AMD is facing heat for the way it handled the entire Spectre episode, and for continually selling its processors while the drama unfolded.
The latest round of class-action lawsuits have been filed on behalf of disgruntled consumers, who claim to have been kept in the dark regarding performance hits and security concerns.
Sold Without Patches
According to the lawsuit, AMD continued to sell its Threadripper 1950X and 1920X processors, despite being informed of the vulnerabilities by Google’s Project Zero team back in June.
The first of the two lawsuits claims that the processors were released with vulnerabilities still not patched, which put users at a risk. According to the lawsuit,
Despite its knowledge of the Spectre defect, AMD continued to sell its processors to unknowing customers at prices much higher than what customers would have paid had they known about the Spectre defect and its threat to critical security features as well as on the processing speeds of the devices they purchased.
The second lawsuit claims that the software fixes for the bugs haven’t been adequate enough in protecting users from Spectre, meaning future updates will still be required, obviously on the back of performance hits.
Defendant has been unable or unwilling to repair the security vulnerabilities in the subject CPUs or offer Plaintiff and class members a non-defective CPU or reimbursement for the cost of such CPU and the consequential damages arising from the purchase and use of such CPUs.
If the Spectre and Meltdown bugs themselves weren’t bad enough, the way companies such as AMD and Intel handled the situation has been enough to raise more than a few eyebrows. Intel’s own patches have just been released for its newest 7th and 8th generation chips, after bricking thousands of systems and not-to-mention, the performance drops.

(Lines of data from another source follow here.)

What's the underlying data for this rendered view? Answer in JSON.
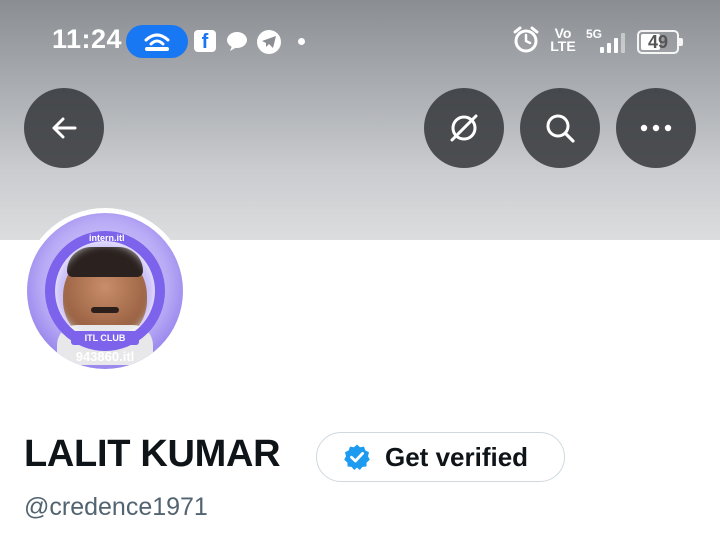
{
  "status_bar": {
    "time": "11:24",
    "network_label": "Vo\nLTE",
    "network_type": "5G",
    "battery_percent": "49",
    "battery_level": 0.49
  },
  "header": {
    "back_icon": "arrow-left-icon",
    "grok_icon": "grok-icon",
    "search_icon": "search-icon",
    "more_icon": "more-icon"
  },
  "avatar": {
    "badge_brand": "intern.itl",
    "club_label": "ITL CLUB",
    "club_id": "943860.itl"
  },
  "profile": {
    "display_name": "LALIT KUMAR",
    "handle": "@credence1971",
    "verify_label": "Get verified"
  },
  "colors": {
    "accent": "#1d9bf0",
    "text_primary": "#0f1419",
    "text_secondary": "#536471",
    "hotspot_pill": "#1877f2"
  }
}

Backlog of Lawsuits
AMD is already facing class-action lawsuits on behalf of its shareholders, with Intel fending off 32 of its own similar cases in courts. It remains to be seen how AMD will respond to the claims, now that it finds itself in increasingly deep waters.
Via Hot Hardware